(Provided records begins)
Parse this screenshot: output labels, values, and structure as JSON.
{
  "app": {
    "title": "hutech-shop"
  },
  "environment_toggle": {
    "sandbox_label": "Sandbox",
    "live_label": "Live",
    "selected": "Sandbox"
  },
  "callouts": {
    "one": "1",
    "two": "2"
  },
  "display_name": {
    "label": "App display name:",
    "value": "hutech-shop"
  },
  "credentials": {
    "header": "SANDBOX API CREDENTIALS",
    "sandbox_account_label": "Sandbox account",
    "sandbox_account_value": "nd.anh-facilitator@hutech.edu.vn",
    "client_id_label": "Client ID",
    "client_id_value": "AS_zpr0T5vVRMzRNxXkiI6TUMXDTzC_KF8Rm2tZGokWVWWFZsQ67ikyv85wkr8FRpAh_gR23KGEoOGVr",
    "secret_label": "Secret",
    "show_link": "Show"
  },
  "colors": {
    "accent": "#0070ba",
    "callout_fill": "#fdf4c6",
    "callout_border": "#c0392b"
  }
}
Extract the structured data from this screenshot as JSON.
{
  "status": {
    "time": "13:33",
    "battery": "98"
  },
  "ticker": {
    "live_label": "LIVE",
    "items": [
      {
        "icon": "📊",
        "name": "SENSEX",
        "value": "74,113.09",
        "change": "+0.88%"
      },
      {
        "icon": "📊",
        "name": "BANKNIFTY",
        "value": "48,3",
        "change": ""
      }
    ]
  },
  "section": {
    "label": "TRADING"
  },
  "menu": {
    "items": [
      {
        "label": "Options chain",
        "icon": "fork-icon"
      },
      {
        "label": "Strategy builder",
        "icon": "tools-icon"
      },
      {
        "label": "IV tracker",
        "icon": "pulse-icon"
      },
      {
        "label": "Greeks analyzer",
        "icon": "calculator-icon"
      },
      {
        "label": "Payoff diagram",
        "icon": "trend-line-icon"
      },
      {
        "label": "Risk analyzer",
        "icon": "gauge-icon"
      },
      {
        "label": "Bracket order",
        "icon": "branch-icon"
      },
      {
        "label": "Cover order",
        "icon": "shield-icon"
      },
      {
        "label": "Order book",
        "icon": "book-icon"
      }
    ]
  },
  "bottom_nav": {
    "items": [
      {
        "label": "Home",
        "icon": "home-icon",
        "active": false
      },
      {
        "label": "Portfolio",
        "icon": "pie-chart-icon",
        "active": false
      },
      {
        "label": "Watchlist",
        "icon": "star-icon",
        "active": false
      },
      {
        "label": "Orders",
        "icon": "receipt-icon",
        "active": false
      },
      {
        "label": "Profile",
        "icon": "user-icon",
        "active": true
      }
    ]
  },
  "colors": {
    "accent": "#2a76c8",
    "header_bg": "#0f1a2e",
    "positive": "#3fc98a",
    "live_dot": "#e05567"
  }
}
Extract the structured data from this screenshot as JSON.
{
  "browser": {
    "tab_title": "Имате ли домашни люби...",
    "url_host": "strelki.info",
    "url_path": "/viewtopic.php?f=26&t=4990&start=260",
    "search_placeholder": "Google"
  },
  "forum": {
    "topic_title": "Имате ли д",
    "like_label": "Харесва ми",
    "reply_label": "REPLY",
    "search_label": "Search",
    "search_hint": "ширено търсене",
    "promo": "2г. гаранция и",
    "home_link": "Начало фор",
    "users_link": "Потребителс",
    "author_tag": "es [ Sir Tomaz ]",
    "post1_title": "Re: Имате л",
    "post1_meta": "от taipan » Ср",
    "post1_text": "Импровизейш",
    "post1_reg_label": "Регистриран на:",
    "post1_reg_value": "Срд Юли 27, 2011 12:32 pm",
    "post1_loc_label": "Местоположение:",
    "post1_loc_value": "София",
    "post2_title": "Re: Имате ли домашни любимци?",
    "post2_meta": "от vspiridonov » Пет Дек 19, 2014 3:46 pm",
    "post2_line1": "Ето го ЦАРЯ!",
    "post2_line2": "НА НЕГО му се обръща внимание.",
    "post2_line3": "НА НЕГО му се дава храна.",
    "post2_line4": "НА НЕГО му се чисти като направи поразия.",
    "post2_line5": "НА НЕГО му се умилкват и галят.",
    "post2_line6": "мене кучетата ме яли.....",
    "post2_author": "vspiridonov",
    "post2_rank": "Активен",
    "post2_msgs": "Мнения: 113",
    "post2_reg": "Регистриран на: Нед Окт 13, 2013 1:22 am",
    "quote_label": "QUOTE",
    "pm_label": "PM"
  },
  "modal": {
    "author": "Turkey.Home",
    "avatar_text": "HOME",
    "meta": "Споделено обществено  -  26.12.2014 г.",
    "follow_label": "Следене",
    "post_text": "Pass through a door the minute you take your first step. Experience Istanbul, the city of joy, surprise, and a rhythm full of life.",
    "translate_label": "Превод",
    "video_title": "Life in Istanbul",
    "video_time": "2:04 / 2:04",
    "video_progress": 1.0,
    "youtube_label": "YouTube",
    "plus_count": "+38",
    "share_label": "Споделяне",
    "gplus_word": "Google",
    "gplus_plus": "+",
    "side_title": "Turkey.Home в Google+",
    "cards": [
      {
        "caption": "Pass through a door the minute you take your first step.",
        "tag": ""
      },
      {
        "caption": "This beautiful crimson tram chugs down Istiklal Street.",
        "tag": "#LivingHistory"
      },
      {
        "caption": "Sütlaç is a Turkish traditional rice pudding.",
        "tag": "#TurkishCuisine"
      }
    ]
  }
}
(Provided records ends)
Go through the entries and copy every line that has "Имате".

    "tab_title": "Имате ли домашни люби...",
    "topic_title": "Имате ли д",
    "post1_title": "Re: Имате л",
    "post2_title": "Re: Имате ли домашни любимци?",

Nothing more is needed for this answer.